This past week, I tested two different kinds of learners. One didn’t know much English at all, and the other, super fluent.
The way things work with English Language Learners is that we have to test everyone who has something other than English on the Home Language Survey. In this way, we make sure we hit everyone entitled to service.
There was no question about the first. It was simple.
The second, though…
So this student spoke practically as though English were the first and only language at home. Turns out that it was a bilingual household. But the primary language, for school and home, was Hebrew.
So what does this mean?
A little research brought me to this page, which explains the differences between English and Hebrew. Handwriting? Really poor. The student even thought so. Anxiety surfaced around spelling issues. I said just practice was needed. Not to worry. I’m not going to look at spelling.
The relative who was at the meeting also got to glance at the writing and was sure this student would need ELL services.
But it’s a good thing I didn’t try to pass judgement before having read it. Even though the handwriting looked very rough, the words chosen were appropriate for on-grade-level writing. Words like justice and representative and excellent. And text wasn’t copied.
It was beautiful.
And it shows how easy it is to judge without knowing all the facts.
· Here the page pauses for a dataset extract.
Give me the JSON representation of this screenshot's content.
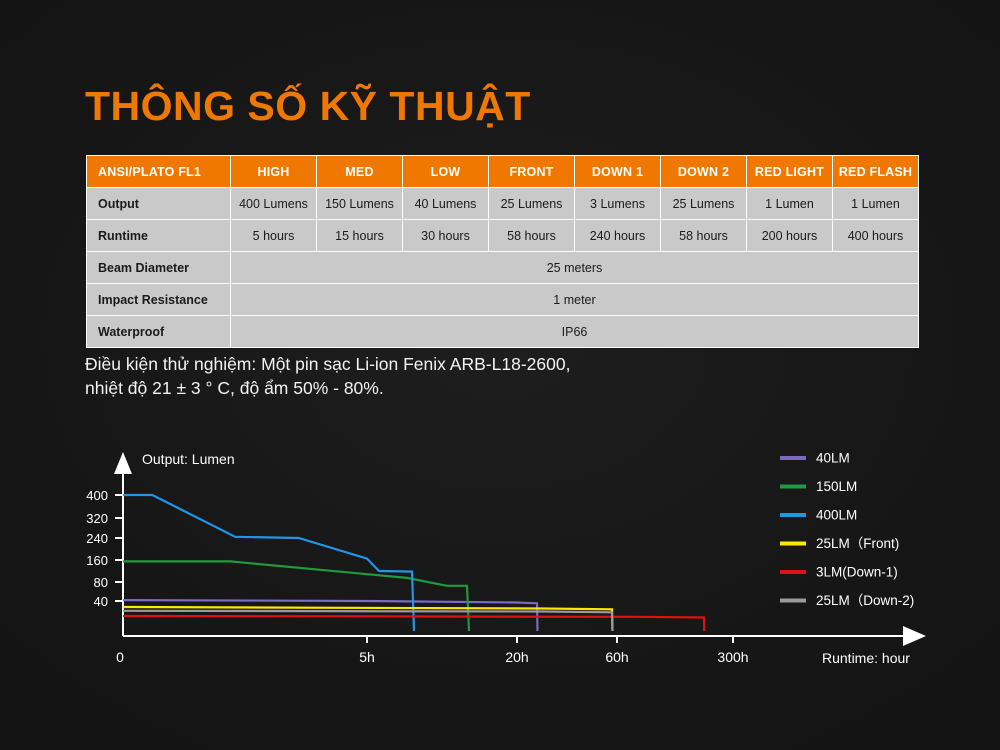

And it highlights how important it is to know your students well. To know that what this student’s issue was was not expressive language at all, but rather the fact that the language of school was one that was curvy and is written from right to left. English is composed a lot more of sticks–straight lines that cross each other. And if you’re not used to writing left to right, well, that has to be really disconcerting.
So… One more tip: Know your students’ first language. It can help keep us all on the right track!